Data in this exercise: Begin

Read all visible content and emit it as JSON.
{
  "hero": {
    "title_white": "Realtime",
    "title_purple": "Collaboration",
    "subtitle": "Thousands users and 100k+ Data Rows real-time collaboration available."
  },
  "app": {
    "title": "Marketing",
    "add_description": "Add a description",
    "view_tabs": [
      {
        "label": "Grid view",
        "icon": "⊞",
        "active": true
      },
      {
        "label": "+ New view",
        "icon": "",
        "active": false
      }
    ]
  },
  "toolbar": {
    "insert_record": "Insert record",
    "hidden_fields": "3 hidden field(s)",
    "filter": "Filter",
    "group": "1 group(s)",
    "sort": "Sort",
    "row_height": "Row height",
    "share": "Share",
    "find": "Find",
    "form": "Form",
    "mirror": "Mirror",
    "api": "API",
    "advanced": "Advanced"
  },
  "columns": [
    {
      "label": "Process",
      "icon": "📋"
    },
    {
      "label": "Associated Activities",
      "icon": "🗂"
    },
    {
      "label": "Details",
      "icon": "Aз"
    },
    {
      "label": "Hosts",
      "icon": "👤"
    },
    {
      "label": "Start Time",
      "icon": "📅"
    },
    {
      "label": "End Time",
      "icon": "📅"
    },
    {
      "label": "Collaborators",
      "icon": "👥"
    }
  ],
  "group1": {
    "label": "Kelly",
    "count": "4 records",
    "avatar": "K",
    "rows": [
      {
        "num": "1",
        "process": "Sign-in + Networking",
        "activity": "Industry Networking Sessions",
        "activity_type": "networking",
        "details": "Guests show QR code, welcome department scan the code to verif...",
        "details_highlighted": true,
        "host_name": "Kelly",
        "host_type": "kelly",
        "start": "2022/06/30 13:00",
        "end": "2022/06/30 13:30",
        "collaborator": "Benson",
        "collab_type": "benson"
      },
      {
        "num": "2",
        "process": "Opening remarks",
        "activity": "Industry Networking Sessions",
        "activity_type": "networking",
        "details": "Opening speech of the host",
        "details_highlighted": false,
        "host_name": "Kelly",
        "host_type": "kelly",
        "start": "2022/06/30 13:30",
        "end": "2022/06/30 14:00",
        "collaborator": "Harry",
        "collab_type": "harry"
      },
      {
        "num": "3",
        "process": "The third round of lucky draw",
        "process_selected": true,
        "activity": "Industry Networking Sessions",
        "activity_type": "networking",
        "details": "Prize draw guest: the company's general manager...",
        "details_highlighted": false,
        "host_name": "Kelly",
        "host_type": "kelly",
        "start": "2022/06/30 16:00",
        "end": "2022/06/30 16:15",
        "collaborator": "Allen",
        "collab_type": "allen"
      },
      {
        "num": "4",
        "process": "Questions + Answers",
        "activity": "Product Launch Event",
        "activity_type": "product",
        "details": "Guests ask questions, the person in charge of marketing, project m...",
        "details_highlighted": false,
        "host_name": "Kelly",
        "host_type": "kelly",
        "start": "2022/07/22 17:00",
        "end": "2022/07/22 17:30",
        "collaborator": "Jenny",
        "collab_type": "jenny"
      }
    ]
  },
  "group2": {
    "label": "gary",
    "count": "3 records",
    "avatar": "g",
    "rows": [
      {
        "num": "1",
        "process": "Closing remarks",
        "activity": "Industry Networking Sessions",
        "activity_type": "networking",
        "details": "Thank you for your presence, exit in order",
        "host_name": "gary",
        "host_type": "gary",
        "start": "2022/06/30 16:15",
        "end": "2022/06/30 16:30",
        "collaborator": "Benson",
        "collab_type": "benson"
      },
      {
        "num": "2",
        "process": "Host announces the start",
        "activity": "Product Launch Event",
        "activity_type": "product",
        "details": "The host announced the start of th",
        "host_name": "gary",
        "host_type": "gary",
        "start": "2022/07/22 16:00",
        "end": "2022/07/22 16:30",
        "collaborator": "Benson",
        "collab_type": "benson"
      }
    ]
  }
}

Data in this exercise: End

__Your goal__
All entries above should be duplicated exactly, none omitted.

__Response to the task__
Read all visible content and emit it as JSON.
{
  "hero": {
    "title_white": "Realtime",
    "title_purple": "Collaboration",
    "subtitle": "Thousands users and 100k+ Data Rows real-time collaboration available."
  },
  "app": {
    "title": "Marketing",
    "add_description": "Add a description",
    "view_tabs": [
      {
        "label": "Grid view",
        "icon": "⊞",
        "active": true
      },
      {
        "label": "+ New view",
        "icon": "",
        "active": false
      }
    ]
  },
  "toolbar": {
    "insert_record": "Insert record",
    "hidden_fields": "3 hidden field(s)",
    "filter": "Filter",
    "group": "1 group(s)",
    "sort": "Sort",
    "row_height": "Row height",
    "share": "Share",
    "find": "Find",
    "form": "Form",
    "mirror": "Mirror",
    "api": "API",
    "advanced": "Advanced"
  },
  "columns": [
    {
      "label": "Process",
      "icon": "📋"
    },
    {
      "label": "Associated Activities",
      "icon": "🗂"
    },
    {
      "label": "Details",
      "icon": "Aз"
    },
    {
      "label": "Hosts",
      "icon": "👤"
    },
    {
      "label": "Start Time",
      "icon": "📅"
    },
    {
      "label": "End Time",
      "icon": "📅"
    },
    {
      "label": "Collaborators",
      "icon": "👥"
    }
  ],
  "group1": {
    "label": "Kelly",
    "count": "4 records",
    "avatar": "K",
    "rows": [
      {
        "num": "1",
        "process": "Sign-in + Networking",
        "activity": "Industry Networking Sessions",
        "activity_type": "networking",
        "details": "Guests show QR code, welcome department scan the code to verif...",
        "details_highlighted": true,
        "host_name": "Kelly",
        "host_type": "kelly",
        "start": "2022/06/30 13:00",
        "end": "2022/06/30 13:30",
        "collaborator": "Benson",
        "collab_type": "benson"
      },
      {
        "num": "2",
        "process": "Opening remarks",
        "activity": "Industry Networking Sessions",
        "activity_type": "networking",
        "details": "Opening speech of the host",
        "details_highlighted": false,
        "host_name": "Kelly",
        "host_type": "kelly",
        "start": "2022/06/30 13:30",
        "end": "2022/06/30 14:00",
        "collaborator": "Harry",
        "collab_type": "harry"
      },
      {
        "num": "3",
        "process": "The third round of lucky draw",
        "process_selected": true,
        "activity": "Industry Networking Sessions",
        "activity_type": "networking",
        "details": "Prize draw guest: the company's general manager...",
        "details_highlighted": false,
        "host_name": "Kelly",
        "host_type": "kelly",
        "start": "2022/06/30 16:00",
        "end": "2022/06/30 16:15",
        "collaborator": "Allen",
        "collab_type": "allen"
      },
      {
        "num": "4",
        "process": "Questions + Answers",
        "activity": "Product Launch Event",
        "activity_type": "product",
        "details": "Guests ask questions, the person in charge of marketing, project m...",
        "details_highlighted": false,
        "host_name": "Kelly",
        "host_type": "kelly",
        "start": "2022/07/22 17:00",
        "end": "2022/07/22 17:30",
        "collaborator": "Jenny",
        "collab_type": "jenny"
      }
    ]
  },
  "group2": {
    "label": "gary",
    "count": "3 records",
    "avatar": "g",
    "rows": [
      {
        "num": "1",
        "process": "Closing remarks",
        "activity": "Industry Networking Sessions",
        "activity_type": "networking",
        "details": "Thank you for your presence, exit in order",
        "host_name": "gary",
        "host_type": "gary",
        "start": "2022/06/30 16:15",
        "end": "2022/06/30 16:30",
        "collaborator": "Benson",
        "collab_type": "benson"
      },
      {
        "num": "2",
        "process": "Host announces the start",
        "activity": "Product Launch Event",
        "activity_type": "product",
        "details": "The host announced the start of th",
        "host_name": "gary",
        "host_type": "gary",
        "start": "2022/07/22 16:00",
        "end": "2022/07/22 16:30",
        "collaborator": "Benson",
        "collab_type": "benson"
      }
    ]
  }
}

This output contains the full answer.